I have always been intrigued how in movies, psychologists trying to track a serial murderer, try and become that person. They study that person’s motives, habits, appearance, background, etc. So, One of the best ways is to learn to be an activist yourself. By learning to become an activist, you will prepare yourself to handle potential reputational crises and campaigns against your organisation.

The Graduate School of Business at the University of Cape Town call this the immersion principle. Immerse yourself until you fully understand all there is to be an activist.

Trouble is that these days, activists are no longer a plural word. A single person today has tools at their disposal to start a one person crusade. Technologies such as Blogs, Twitter, Facebook and other social networks have increased the potential power of an individual, and companies should prepare themselves for online campaigns and other means of mobilisation.

Here then is a link to a free online course called The Virtual Activist – http://www.netaction.org/training/v-training.html – The course needs updating, but if you are a Twitter user, Facebook or MySpace follower, then you will learn a lot from this course.

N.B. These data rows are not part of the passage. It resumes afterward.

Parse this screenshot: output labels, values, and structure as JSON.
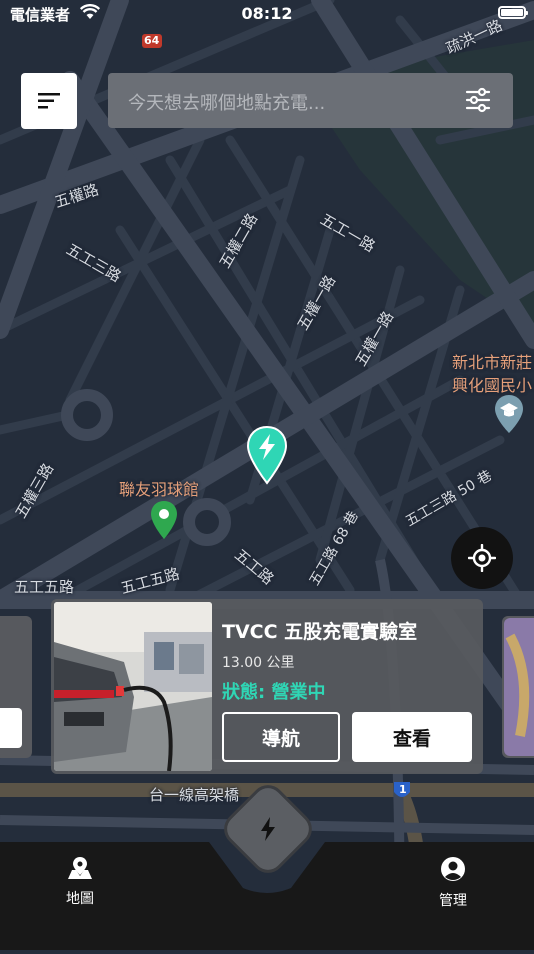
{
  "status_bar": {
    "carrier": "電信業者",
    "time": "08:12"
  },
  "search": {
    "placeholder": "今天想去哪個地點充電..."
  },
  "map": {
    "labels": {
      "wuquan_rd": "五權路",
      "wugong_3rd_a": "五工三路",
      "wuquan_2nd": "五權二路",
      "wugong_1st": "五工一路",
      "wuquan_1st_a": "五權一路",
      "wuquan_1st_b": "五權一路",
      "wuquan_3rd": "五權三路",
      "badminton": "聯友羽球館",
      "school_1": "新北市新莊",
      "school_2": "興化國民小",
      "wugong_3rd_lane": "五工三路 50 巷",
      "wugong_rd_lane": "五工路 68 巷",
      "wugong_rd": "五工路",
      "wugong_5th_a": "五工五路",
      "wugong_5th_b": "五工五路",
      "elevated": "台一線高架橋",
      "shuhong": "疏洪一路",
      "route_64": "64",
      "route_1": "1"
    }
  },
  "station_card": {
    "name": "TVCC 五股充電實驗室",
    "distance": "13.00 公里",
    "status": "狀態: 營業中",
    "navigate_label": "導航",
    "view_label": "查看"
  },
  "bottom_nav": {
    "map_label": "地圖",
    "manage_label": "管理"
  },
  "colors": {
    "map_bg": "#242d3b",
    "accent": "#2fd6b5",
    "card_bg": "#585a5f",
    "nav_bg": "#181818"
  },
  "icons": [
    "wifi-icon",
    "battery-icon",
    "menu-icon",
    "filter-icon",
    "charger-pin-icon",
    "green-pin-icon",
    "school-pin-icon",
    "locate-icon",
    "map-icon",
    "user-icon",
    "lightning-icon"
  ]
}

The Virtual Activist illustrate why the communications efforts of social activists, including nongovernmental organizations, are so successful. Activists provide their supporters with both information and strategic and tactical tools. The combination of information and tools empowers people to take action, including communications or PR activities.

To further equip yourself, I can recommend the following site which should bring you up to speed: http://mashable.com/category/how-to-web/ with the latest Social Media tools and approaches.

Cut out Today’s Page 20 from the Business Report (Star Newspaper)


The Media is a powerful Stakeholder Group and for me one of the best ways that I have seen the Media re-emphasise this; is through the full page spread that appeared in today’s Star Newspaper – Business Report Section Page 20.

The Headline caption reads: ‘’For the news, turn to the news leaders’’

Just read the following: Independent Newspapers remains the leading newspaper publisher in South Africa, dominating the country’s four major metropolitan areas. The group has a nett weekly readership of 6, 768 million adults. The page then goes further to show the photos and details of their award winning journalists.

This is a good page to cut out and put in your Media Relations file and database.

Looking at the stats above, do you need any further encouragement to start a dedicated media relations function in your organisation?